• Exercise objective: From the entries that follow, report every line in which "login" occurs.

━━━ Extracted data

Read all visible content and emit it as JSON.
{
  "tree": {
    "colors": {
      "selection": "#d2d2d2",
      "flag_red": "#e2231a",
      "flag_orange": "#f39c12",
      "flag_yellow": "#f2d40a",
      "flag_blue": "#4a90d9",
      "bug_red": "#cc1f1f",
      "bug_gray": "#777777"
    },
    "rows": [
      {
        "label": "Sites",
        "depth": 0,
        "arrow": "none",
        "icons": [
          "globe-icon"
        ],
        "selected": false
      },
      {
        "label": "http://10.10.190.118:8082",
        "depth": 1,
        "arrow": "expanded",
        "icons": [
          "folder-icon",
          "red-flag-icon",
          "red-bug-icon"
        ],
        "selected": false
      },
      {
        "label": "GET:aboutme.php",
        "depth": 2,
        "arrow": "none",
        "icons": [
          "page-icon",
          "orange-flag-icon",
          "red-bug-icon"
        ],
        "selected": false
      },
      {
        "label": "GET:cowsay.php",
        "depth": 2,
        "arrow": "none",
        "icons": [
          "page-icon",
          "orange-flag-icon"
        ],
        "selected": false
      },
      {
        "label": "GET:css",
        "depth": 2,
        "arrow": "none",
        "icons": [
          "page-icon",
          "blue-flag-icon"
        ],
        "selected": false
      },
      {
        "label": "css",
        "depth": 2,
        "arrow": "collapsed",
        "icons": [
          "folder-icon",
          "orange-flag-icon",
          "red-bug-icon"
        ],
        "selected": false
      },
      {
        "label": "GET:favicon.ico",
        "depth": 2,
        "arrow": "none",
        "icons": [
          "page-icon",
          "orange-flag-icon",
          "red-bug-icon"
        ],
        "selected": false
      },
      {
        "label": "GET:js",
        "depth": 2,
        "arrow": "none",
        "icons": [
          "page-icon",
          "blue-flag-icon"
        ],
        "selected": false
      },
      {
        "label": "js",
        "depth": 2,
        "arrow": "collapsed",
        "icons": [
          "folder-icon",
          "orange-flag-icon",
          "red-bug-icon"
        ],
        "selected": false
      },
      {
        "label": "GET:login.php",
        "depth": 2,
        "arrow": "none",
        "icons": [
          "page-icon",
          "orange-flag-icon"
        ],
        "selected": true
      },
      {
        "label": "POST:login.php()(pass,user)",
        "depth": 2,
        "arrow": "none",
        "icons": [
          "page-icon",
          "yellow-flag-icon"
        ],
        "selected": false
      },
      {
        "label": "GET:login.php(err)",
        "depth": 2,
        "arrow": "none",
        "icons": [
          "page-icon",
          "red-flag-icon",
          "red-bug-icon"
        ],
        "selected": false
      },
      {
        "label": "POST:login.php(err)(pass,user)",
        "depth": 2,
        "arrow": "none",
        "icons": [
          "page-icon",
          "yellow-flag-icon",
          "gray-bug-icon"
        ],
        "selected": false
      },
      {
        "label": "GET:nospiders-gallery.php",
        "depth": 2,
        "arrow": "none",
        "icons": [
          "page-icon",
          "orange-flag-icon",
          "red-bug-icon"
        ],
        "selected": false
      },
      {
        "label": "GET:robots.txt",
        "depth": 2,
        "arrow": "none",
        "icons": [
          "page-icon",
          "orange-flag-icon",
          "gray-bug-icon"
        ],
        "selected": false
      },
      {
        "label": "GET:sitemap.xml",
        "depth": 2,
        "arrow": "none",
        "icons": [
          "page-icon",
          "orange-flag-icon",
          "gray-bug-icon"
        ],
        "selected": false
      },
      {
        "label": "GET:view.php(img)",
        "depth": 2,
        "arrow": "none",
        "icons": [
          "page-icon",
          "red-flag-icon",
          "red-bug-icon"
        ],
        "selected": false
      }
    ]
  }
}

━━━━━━

• Response to this exercise:
        "label": "GET:login.php",
        "label": "POST:login.php()(pass,user)",
        "label": "GET:login.php(err)",
        "label": "POST:login.php(err)(pass,user)",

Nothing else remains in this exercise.